> _Task directions_
There is a line containing "Read all visible content and emit it as JSON." in the entries below. Repeat that line and every line after it exactly, and nothing more.

> _Records from a dataset_
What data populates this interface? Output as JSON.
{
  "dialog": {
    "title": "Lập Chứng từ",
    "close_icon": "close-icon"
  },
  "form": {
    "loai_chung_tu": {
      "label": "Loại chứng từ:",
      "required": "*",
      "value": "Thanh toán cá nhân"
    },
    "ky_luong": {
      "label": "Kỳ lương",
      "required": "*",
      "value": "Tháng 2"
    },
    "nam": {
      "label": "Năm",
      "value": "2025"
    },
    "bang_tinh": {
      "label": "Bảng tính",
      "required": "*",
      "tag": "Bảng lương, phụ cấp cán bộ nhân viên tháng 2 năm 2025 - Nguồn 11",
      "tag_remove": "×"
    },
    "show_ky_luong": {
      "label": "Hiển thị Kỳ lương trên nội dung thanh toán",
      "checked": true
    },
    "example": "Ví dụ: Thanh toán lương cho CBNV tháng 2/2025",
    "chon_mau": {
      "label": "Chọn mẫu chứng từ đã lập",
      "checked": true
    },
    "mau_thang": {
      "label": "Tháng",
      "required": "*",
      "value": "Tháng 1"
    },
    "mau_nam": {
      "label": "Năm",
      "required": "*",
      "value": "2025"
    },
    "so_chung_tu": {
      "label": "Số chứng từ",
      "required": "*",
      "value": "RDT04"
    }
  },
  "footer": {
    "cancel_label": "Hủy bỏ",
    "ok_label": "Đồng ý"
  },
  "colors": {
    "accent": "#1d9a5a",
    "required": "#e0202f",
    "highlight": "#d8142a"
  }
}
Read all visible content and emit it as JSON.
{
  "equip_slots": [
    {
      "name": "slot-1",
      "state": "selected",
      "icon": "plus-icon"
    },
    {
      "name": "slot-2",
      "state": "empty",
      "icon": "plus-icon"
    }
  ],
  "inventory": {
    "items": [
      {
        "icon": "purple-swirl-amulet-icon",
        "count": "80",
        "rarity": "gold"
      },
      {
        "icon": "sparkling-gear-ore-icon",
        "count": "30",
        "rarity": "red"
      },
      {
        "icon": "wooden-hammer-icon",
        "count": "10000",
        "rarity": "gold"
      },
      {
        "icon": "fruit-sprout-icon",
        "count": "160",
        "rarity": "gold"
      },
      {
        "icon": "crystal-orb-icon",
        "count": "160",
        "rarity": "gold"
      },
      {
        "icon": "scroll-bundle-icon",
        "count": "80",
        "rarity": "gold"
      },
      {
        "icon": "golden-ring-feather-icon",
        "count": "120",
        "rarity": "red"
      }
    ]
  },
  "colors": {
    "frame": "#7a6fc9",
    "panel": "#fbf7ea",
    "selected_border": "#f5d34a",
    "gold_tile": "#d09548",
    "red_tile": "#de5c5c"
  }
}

> _Solution to this problem_
Read all visible content and emit it as JSON.
{
  "equip_slots": [
    {
      "name": "slot-1",
      "state": "selected",
      "icon": "plus-icon"
    },
    {
      "name": "slot-2",
      "state": "empty",
      "icon": "plus-icon"
    }
  ],
  "inventory": {
    "items": [
      {
        "icon": "purple-swirl-amulet-icon",
        "count": "80",
        "rarity": "gold"
      },
      {
        "icon": "sparkling-gear-ore-icon",
        "count": "30",
        "rarity": "red"
      },
      {
        "icon": "wooden-hammer-icon",
        "count": "10000",
        "rarity": "gold"
      },
      {
        "icon": "fruit-sprout-icon",
        "count": "160",
        "rarity": "gold"
      },
      {
        "icon": "crystal-orb-icon",
        "count": "160",
        "rarity": "gold"
      },
      {
        "icon": "scroll-bundle-icon",
        "count": "80",
        "rarity": "gold"
      },
      {
        "icon": "golden-ring-feather-icon",
        "count": "120",
        "rarity": "red"
      }
    ]
  },
  "colors": {
    "frame": "#7a6fc9",
    "panel": "#fbf7ea",
    "selected_border": "#f5d34a",
    "gold_tile": "#d09548",
    "red_tile": "#de5c5c"
  }
}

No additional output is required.